Some further key measures were considered and discounted, while we were unable to use some that we would have liked to include because of the lack of data (e.g. accurate statistical data on the impact of the new boundary changes at the next election) or limited resources (e.g. consideration and breakdown between national and local media mentions).

Interestingly, the report does indicate that likely future political success can be measured. With some exceptions, the stars you would expect to feature score highly. The findings suggest some interesting trends:

  • The more traditional, capable parliamentarian is in danger of seeing his or her power and influence eclipsed
  • Established media remains more important in generating media profile than social media
  • The ability to communicate is a key skill in building influence and becoming a star
  • A continued strengthening of the Westminster village political class
  • The process by which our MPs enter politics and get elected is speeding up and becoming more homogeneous
  • Looks increasingly matter
  • Content counts
  • Exaggerated ranking of independent strong characters
  • It is still difficult to spot the very best of the crop

Our attempt at measuring success was certainly far from perfect and some of the data sets could certainly be improved. No statistical analysis can hope to capture some of the subtle connections and influence that exists among the political class, nor can it accurately measure charisma and that elusive "X-factor". But we hope that the report makes a useful contribution to how we can judge our MPs.

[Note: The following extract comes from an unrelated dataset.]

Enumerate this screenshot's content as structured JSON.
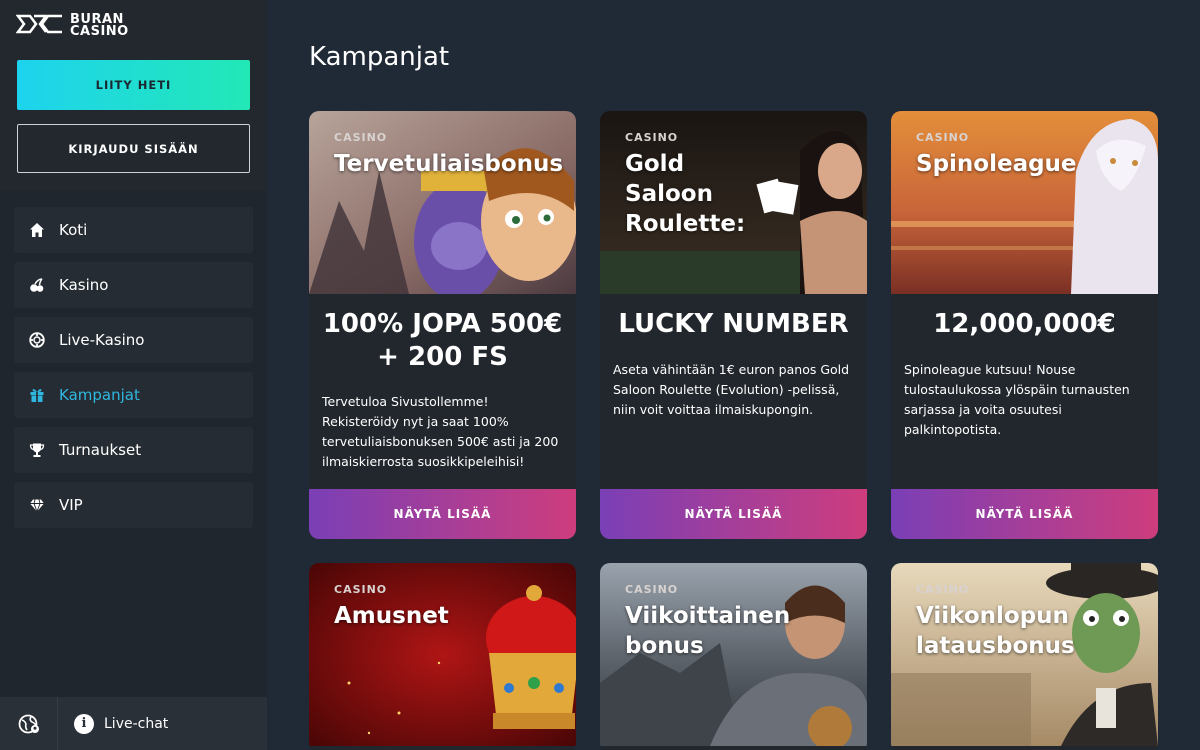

Politics is changing and inevitably what needs to be done to play the modern political game is changing as well. Whether the rise of the celebrity MP is good for politics — or the constituents that they have been elected to represent — is for all to judge.